#### TASK OBJECTIVE:
Give every line from the entries that contains "минут".

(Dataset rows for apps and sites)
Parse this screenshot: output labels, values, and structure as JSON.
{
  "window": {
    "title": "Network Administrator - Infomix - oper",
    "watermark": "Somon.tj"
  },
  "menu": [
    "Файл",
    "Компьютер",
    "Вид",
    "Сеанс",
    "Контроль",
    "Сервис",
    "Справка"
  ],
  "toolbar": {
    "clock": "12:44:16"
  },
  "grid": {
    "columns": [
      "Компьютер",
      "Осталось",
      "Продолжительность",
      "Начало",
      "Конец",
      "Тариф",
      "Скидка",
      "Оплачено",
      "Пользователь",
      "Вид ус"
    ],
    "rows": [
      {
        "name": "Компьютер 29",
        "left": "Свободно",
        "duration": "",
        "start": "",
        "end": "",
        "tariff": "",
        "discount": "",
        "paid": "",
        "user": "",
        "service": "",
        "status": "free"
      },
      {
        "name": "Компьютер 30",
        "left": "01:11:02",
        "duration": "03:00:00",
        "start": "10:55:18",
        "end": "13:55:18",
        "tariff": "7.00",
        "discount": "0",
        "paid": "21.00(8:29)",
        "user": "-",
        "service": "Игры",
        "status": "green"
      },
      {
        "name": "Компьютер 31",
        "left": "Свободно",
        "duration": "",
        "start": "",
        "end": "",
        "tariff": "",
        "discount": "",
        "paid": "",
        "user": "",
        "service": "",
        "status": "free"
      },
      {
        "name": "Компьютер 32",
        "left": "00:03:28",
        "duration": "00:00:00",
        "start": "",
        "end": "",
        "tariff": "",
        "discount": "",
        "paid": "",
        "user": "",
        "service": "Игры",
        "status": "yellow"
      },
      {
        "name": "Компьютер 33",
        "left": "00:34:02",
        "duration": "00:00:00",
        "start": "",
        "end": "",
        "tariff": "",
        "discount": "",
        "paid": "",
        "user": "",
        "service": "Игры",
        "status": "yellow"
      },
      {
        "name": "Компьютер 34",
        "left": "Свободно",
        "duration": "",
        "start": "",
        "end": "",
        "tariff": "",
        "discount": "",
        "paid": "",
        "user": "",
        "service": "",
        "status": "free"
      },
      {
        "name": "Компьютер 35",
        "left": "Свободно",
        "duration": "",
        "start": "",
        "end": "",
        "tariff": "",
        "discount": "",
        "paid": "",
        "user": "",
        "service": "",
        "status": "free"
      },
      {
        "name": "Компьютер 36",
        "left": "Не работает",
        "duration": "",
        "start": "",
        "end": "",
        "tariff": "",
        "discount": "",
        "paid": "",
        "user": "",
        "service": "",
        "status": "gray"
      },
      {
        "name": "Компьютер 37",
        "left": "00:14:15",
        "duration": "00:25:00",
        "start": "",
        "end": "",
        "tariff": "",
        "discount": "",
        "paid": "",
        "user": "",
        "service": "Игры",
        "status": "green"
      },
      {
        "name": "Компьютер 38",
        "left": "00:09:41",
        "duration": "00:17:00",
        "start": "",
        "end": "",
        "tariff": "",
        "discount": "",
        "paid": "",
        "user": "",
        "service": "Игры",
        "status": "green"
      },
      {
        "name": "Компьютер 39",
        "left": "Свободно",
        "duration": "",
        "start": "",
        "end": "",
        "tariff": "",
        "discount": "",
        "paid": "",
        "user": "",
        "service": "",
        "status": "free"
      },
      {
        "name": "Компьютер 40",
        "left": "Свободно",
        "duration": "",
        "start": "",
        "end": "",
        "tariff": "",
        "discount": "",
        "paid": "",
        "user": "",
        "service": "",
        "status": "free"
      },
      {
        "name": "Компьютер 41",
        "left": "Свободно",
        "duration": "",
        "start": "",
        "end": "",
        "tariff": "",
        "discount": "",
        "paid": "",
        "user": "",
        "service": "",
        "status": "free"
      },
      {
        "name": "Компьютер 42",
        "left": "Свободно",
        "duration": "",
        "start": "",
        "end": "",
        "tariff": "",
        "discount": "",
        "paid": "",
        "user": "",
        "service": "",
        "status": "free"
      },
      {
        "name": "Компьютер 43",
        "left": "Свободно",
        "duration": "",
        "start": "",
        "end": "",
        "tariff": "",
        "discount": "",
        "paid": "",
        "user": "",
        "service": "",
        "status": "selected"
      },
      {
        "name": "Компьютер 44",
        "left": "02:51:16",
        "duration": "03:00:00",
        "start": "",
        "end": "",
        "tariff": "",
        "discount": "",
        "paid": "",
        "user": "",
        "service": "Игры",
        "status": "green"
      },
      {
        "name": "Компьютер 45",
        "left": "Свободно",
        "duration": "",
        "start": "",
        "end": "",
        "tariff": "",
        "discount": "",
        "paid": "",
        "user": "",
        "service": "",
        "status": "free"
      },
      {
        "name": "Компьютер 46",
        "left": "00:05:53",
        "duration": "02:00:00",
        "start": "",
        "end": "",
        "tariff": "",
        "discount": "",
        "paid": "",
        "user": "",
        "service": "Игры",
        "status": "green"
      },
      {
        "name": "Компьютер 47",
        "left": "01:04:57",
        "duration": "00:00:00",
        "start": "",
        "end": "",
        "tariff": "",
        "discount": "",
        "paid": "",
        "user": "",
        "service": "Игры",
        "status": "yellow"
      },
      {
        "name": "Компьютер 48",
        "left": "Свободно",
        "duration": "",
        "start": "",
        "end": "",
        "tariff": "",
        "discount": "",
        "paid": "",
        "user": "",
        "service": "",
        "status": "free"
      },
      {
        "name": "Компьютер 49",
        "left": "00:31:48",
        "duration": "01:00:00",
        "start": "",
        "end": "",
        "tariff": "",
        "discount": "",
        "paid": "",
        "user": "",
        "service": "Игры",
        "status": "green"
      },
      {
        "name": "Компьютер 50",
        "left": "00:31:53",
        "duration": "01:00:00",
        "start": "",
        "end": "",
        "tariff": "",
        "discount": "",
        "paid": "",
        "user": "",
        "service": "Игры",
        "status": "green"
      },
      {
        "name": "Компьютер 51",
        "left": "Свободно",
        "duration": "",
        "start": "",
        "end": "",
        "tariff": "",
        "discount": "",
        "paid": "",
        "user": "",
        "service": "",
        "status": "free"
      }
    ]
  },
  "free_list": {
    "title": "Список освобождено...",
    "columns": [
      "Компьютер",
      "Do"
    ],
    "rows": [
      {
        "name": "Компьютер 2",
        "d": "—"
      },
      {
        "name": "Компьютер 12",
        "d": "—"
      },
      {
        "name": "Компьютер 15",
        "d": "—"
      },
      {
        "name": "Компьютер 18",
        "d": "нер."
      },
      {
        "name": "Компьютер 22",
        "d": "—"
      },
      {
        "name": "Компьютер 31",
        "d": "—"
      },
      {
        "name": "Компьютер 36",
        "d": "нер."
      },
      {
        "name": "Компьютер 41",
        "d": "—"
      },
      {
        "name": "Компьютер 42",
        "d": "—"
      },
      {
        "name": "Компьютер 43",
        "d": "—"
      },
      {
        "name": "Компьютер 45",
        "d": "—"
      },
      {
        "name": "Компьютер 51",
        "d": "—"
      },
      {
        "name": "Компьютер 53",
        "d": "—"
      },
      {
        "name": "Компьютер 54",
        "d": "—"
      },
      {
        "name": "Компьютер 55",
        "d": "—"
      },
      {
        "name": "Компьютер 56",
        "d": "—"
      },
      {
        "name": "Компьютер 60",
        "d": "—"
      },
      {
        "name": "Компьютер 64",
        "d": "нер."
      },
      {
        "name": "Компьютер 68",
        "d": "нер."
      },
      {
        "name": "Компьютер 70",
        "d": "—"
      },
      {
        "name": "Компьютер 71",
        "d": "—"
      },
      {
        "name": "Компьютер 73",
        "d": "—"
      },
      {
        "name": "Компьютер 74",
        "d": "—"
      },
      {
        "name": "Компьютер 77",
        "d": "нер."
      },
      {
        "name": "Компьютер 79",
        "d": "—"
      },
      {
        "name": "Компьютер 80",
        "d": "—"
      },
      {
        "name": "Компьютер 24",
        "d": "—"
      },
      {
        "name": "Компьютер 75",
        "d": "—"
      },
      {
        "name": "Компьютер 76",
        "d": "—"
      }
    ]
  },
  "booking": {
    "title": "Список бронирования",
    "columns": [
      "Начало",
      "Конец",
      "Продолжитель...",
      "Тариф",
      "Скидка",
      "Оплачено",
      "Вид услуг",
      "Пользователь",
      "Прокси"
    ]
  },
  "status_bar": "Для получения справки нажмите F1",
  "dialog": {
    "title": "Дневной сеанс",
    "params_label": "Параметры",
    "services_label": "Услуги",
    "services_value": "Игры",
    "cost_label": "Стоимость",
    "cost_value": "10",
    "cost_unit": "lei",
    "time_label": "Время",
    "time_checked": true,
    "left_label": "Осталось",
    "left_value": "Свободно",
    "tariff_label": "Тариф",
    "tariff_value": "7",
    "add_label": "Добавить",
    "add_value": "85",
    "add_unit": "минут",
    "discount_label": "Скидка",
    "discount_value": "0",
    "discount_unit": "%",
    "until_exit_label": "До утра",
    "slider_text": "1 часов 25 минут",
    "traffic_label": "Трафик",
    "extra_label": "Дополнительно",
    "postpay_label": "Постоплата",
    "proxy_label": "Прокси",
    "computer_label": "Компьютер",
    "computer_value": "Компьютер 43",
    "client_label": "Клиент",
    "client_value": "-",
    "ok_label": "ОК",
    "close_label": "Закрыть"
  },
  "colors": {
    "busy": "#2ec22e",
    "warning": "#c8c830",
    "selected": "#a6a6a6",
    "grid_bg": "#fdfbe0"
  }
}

#### SOLUTION FOR THIS TASK:
    "add_unit": "минут",
    "slider_text": "1 часов 25 минут",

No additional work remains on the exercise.